For anyone, regardless of how they acquitted themselves in their first act, a dramatic change in circumstances permits the possibility of greater empathy, insight, and wisdom. History will judge whether and in what way each of these individuals’ second opportunities were really different from their first acts. Was past prologue for each of them? Or did they grow with their new responsibilities and take actions in their new roles that demonstrated they truly were in a second act?

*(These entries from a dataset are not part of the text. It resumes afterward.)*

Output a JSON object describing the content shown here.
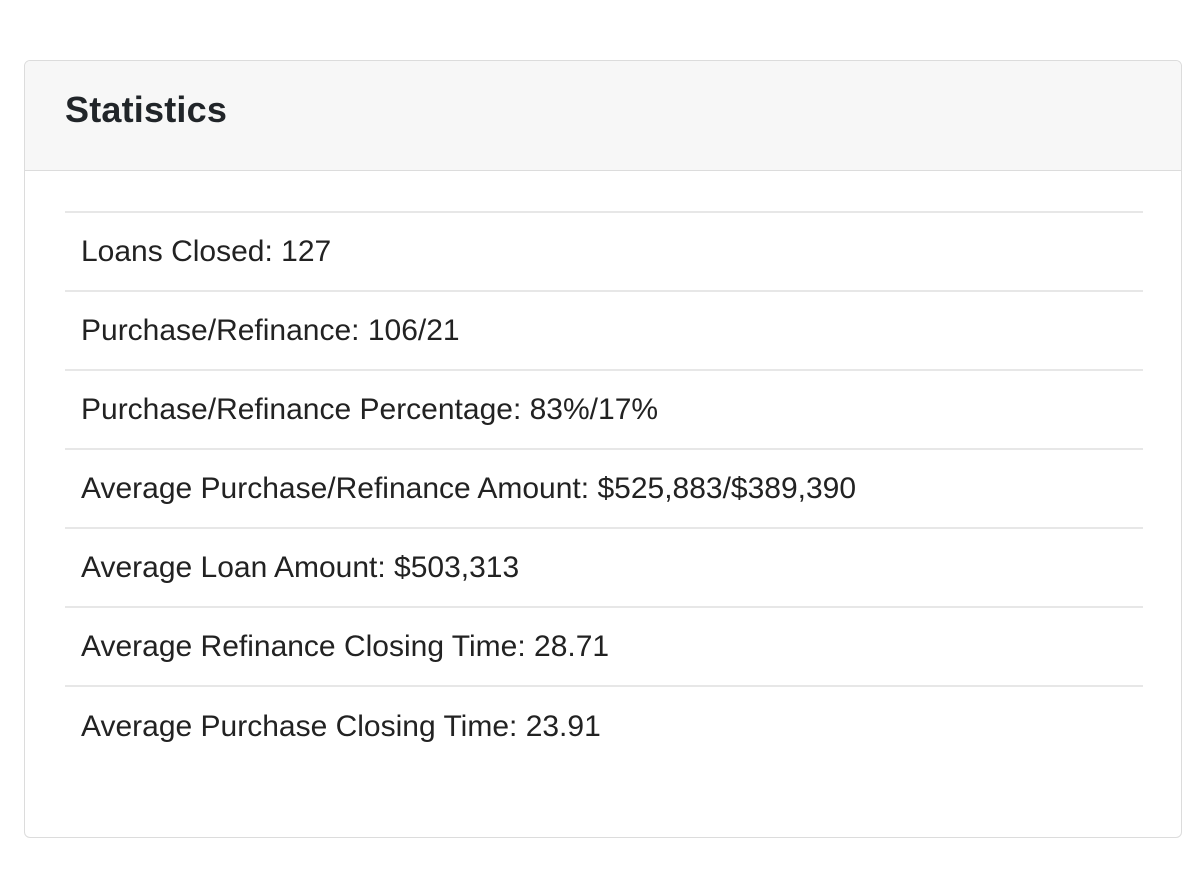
{
  "card": {
    "title": "Statistics"
  },
  "stats": [
    {
      "label": "Loans Closed:",
      "value": "127"
    },
    {
      "label": "Purchase/Refinance:",
      "value": "106/21"
    },
    {
      "label": "Purchase/Refinance Percentage:",
      "value": "83%/17%"
    },
    {
      "label": "Average Purchase/Refinance Amount:",
      "value": "$525,883/$389,390"
    },
    {
      "label": "Average Loan Amount:",
      "value": "$503,313"
    },
    {
      "label": "Average Refinance Closing Time:",
      "value": "28.71"
    },
    {
      "label": "Average Purchase Closing Time:",
      "value": "23.91"
    }
  ]
}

When he was a businessman and a showman, there was little opportunity for us to learn much about Donald Trump’s beliefs on issues related to criminal justice. What we do know is that in 1989, less than two weeks after the horrific attack on the Central Park jogger for which five men of color had been arrested, Trump took out a full-page ad in all four major New York City newspapers to declare the need to curtail civil liberties to address a sub-population of the city that Trump believed to be out of control and to advocate for bringing the death penalty back to New York. During his presidential campaign, Trump once again declared these five men guilty, despite the fact they had long since been exonerated by DNA evidence and the confession of the single actual perpetrator.
As a candidate, Trump ran on a “law and order” platform. He said he would employ “stop and frisk” policies across the nation. He promised to “load up” Guantanamo with “some bad dudes.” He said “you can bet your ass” he would bring back waterboarding “and more than that,” noting that even “if it doesn’t work, they deserve it anyway.”
Trump has wavered, back-peddled from, and outright reversed some of his campaign rhetoric since his election. Yet, he nominated as attorney general someone whose first act aligned with much of his campaign rhetoric. President Trump and Attorney General Sessions will now each have the opportunity for a second act. But will their new roles result in them seizing that opportunity and having a true second act? To answer that question, Barksdale would ask, what will Trump and Sessions “really go through” as they experience the gravity of their respective offices? What will they “really do?”
At the time I am writing this, President Obama has used presidential clemency to give over 1,000 people the opportunity for a second act. This unprecedented use of the clemency power was facilitated by NACDL and Clemency Project 2014, an effort about which every member of this Association should take enormous pride. Will the clemency recipients have actual second acts? Will what they have really gone through change what they really do? My guess is that some will not transform themselves from their first act and therefore will not experience a true second act that is fundamentally different from the first. But I believe that most will understand the extraordinary opportunity they have been given and will take full advantage of it. They will work to make up for past transgressions and will use their newfound freedom to improve themselves and the world around them. For each person who does this, there will be a second act in American life.
I reserve judgment on whether Mr. Trump and Mr. Sessions will do the same. I hope they each have a real second act, in the D’Angelo Barksdale sense of the term. But I take great comfort in knowing that this Association will be watching their deeds, not just listening to their declarations, and will challenge them at every turn where they fall short.
About the Author
Barry Pollack is Chair of the White Collar & Internal Investigations Practice at Miller & Chevalier. As a former certified public accountant, a substantial focus of his practice is representing defendants in complex financial matters. He is a Fellow of the American College of Trial Lawyers and of the American Board of Criminal Lawyers.